* INFORMATION SUPPLIED
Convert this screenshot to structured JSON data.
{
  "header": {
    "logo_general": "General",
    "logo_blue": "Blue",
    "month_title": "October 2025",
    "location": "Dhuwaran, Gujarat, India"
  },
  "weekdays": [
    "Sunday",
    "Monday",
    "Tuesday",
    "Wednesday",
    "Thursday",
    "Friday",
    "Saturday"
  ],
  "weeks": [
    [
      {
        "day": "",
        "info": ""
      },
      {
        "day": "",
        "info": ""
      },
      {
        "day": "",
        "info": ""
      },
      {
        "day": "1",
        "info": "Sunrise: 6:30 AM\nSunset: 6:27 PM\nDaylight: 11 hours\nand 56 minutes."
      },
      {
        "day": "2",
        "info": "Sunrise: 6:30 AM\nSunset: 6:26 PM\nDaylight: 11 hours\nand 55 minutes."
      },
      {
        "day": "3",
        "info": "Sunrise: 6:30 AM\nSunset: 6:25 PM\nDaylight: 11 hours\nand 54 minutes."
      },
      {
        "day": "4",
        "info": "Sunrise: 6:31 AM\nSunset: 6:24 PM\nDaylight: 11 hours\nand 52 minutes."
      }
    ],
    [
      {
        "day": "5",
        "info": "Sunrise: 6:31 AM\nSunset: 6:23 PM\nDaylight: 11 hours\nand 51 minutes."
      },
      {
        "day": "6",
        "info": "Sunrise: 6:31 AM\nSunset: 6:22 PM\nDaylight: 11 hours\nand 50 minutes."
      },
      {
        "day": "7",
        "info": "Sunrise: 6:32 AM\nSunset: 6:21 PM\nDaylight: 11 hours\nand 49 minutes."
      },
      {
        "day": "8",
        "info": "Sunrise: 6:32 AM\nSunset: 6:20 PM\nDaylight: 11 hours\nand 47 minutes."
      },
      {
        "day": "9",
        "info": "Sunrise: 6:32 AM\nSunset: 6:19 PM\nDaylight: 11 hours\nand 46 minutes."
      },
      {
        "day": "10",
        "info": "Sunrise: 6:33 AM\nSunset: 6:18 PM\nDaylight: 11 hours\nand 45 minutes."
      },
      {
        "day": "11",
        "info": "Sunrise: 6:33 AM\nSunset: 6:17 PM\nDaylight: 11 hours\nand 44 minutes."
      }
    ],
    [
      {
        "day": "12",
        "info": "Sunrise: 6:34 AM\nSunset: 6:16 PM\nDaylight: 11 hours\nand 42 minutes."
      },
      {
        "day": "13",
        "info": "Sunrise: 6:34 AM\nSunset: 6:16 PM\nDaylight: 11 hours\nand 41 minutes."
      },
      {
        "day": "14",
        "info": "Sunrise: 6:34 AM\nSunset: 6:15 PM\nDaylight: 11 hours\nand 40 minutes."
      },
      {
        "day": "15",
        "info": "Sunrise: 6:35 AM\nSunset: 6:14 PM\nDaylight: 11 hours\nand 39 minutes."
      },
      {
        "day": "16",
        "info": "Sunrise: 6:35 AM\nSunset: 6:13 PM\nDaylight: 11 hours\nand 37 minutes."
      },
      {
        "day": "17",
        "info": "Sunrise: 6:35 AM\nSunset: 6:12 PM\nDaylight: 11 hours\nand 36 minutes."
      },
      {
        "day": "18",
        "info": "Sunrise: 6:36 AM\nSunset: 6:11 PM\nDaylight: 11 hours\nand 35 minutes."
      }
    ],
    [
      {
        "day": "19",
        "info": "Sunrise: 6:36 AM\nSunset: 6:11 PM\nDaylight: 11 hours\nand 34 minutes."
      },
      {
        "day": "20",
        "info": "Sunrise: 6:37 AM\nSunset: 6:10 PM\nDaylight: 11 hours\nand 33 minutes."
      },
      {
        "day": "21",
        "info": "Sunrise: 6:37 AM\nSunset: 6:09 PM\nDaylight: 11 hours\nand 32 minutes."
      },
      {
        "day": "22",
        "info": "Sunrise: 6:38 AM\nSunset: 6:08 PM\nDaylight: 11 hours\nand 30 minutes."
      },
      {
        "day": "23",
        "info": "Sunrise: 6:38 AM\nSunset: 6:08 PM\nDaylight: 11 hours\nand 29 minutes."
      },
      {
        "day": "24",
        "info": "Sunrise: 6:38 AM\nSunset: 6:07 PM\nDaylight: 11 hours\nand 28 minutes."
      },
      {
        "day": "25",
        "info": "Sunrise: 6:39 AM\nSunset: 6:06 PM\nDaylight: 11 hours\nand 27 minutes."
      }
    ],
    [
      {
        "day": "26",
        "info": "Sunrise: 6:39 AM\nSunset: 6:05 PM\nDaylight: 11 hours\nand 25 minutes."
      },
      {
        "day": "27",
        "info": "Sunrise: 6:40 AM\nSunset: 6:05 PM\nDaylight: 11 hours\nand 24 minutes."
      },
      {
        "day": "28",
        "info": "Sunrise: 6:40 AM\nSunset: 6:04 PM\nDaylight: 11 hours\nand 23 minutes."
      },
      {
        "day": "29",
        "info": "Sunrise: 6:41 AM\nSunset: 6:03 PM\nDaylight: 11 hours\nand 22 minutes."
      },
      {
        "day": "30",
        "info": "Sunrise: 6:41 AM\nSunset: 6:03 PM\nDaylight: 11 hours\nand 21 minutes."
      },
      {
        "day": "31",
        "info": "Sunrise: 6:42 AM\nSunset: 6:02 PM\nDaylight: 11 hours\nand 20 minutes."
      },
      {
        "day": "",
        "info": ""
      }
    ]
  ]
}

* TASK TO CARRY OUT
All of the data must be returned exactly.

* THE ANSWER
Convert this screenshot to structured JSON data.
{
  "header": {
    "logo_general": "General",
    "logo_blue": "Blue",
    "month_title": "October 2025",
    "location": "Dhuwaran, Gujarat, India"
  },
  "weekdays": [
    "Sunday",
    "Monday",
    "Tuesday",
    "Wednesday",
    "Thursday",
    "Friday",
    "Saturday"
  ],
  "weeks": [
    [
      {
        "day": "",
        "info": ""
      },
      {
        "day": "",
        "info": ""
      },
      {
        "day": "",
        "info": ""
      },
      {
        "day": "1",
        "info": "Sunrise: 6:30 AM\nSunset: 6:27 PM\nDaylight: 11 hours\nand 56 minutes."
      },
      {
        "day": "2",
        "info": "Sunrise: 6:30 AM\nSunset: 6:26 PM\nDaylight: 11 hours\nand 55 minutes."
      },
      {
        "day": "3",
        "info": "Sunrise: 6:30 AM\nSunset: 6:25 PM\nDaylight: 11 hours\nand 54 minutes."
      },
      {
        "day": "4",
        "info": "Sunrise: 6:31 AM\nSunset: 6:24 PM\nDaylight: 11 hours\nand 52 minutes."
      }
    ],
    [
      {
        "day": "5",
        "info": "Sunrise: 6:31 AM\nSunset: 6:23 PM\nDaylight: 11 hours\nand 51 minutes."
      },
      {
        "day": "6",
        "info": "Sunrise: 6:31 AM\nSunset: 6:22 PM\nDaylight: 11 hours\nand 50 minutes."
      },
      {
        "day": "7",
        "info": "Sunrise: 6:32 AM\nSunset: 6:21 PM\nDaylight: 11 hours\nand 49 minutes."
      },
      {
        "day": "8",
        "info": "Sunrise: 6:32 AM\nSunset: 6:20 PM\nDaylight: 11 hours\nand 47 minutes."
      },
      {
        "day": "9",
        "info": "Sunrise: 6:32 AM\nSunset: 6:19 PM\nDaylight: 11 hours\nand 46 minutes."
      },
      {
        "day": "10",
        "info": "Sunrise: 6:33 AM\nSunset: 6:18 PM\nDaylight: 11 hours\nand 45 minutes."
      },
      {
        "day": "11",
        "info": "Sunrise: 6:33 AM\nSunset: 6:17 PM\nDaylight: 11 hours\nand 44 minutes."
      }
    ],
    [
      {
        "day": "12",
        "info": "Sunrise: 6:34 AM\nSunset: 6:16 PM\nDaylight: 11 hours\nand 42 minutes."
      },
      {
        "day": "13",
        "info": "Sunrise: 6:34 AM\nSunset: 6:16 PM\nDaylight: 11 hours\nand 41 minutes."
      },
      {
        "day": "14",
        "info": "Sunrise: 6:34 AM\nSunset: 6:15 PM\nDaylight: 11 hours\nand 40 minutes."
      },
      {
        "day": "15",
        "info": "Sunrise: 6:35 AM\nSunset: 6:14 PM\nDaylight: 11 hours\nand 39 minutes."
      },
      {
        "day": "16",
        "info": "Sunrise: 6:35 AM\nSunset: 6:13 PM\nDaylight: 11 hours\nand 37 minutes."
      },
      {
        "day": "17",
        "info": "Sunrise: 6:35 AM\nSunset: 6:12 PM\nDaylight: 11 hours\nand 36 minutes."
      },
      {
        "day": "18",
        "info": "Sunrise: 6:36 AM\nSunset: 6:11 PM\nDaylight: 11 hours\nand 35 minutes."
      }
    ],
    [
      {
        "day": "19",
        "info": "Sunrise: 6:36 AM\nSunset: 6:11 PM\nDaylight: 11 hours\nand 34 minutes."
      },
      {
        "day": "20",
        "info": "Sunrise: 6:37 AM\nSunset: 6:10 PM\nDaylight: 11 hours\nand 33 minutes."
      },
      {
        "day": "21",
        "info": "Sunrise: 6:37 AM\nSunset: 6:09 PM\nDaylight: 11 hours\nand 32 minutes."
      },
      {
        "day": "22",
        "info": "Sunrise: 6:38 AM\nSunset: 6:08 PM\nDaylight: 11 hours\nand 30 minutes."
      },
      {
        "day": "23",
        "info": "Sunrise: 6:38 AM\nSunset: 6:08 PM\nDaylight: 11 hours\nand 29 minutes."
      },
      {
        "day": "24",
        "info": "Sunrise: 6:38 AM\nSunset: 6:07 PM\nDaylight: 11 hours\nand 28 minutes."
      },
      {
        "day": "25",
        "info": "Sunrise: 6:39 AM\nSunset: 6:06 PM\nDaylight: 11 hours\nand 27 minutes."
      }
    ],
    [
      {
        "day": "26",
        "info": "Sunrise: 6:39 AM\nSunset: 6:05 PM\nDaylight: 11 hours\nand 25 minutes."
      },
      {
        "day": "27",
        "info": "Sunrise: 6:40 AM\nSunset: 6:05 PM\nDaylight: 11 hours\nand 24 minutes."
      },
      {
        "day": "28",
        "info": "Sunrise: 6:40 AM\nSunset: 6:04 PM\nDaylight: 11 hours\nand 23 minutes."
      },
      {
        "day": "29",
        "info": "Sunrise: 6:41 AM\nSunset: 6:03 PM\nDaylight: 11 hours\nand 22 minutes."
      },
      {
        "day": "30",
        "info": "Sunrise: 6:41 AM\nSunset: 6:03 PM\nDaylight: 11 hours\nand 21 minutes."
      },
      {
        "day": "31",
        "info": "Sunrise: 6:42 AM\nSunset: 6:02 PM\nDaylight: 11 hours\nand 20 minutes."
      },
      {
        "day": "",
        "info": ""
      }
    ]
  ]
}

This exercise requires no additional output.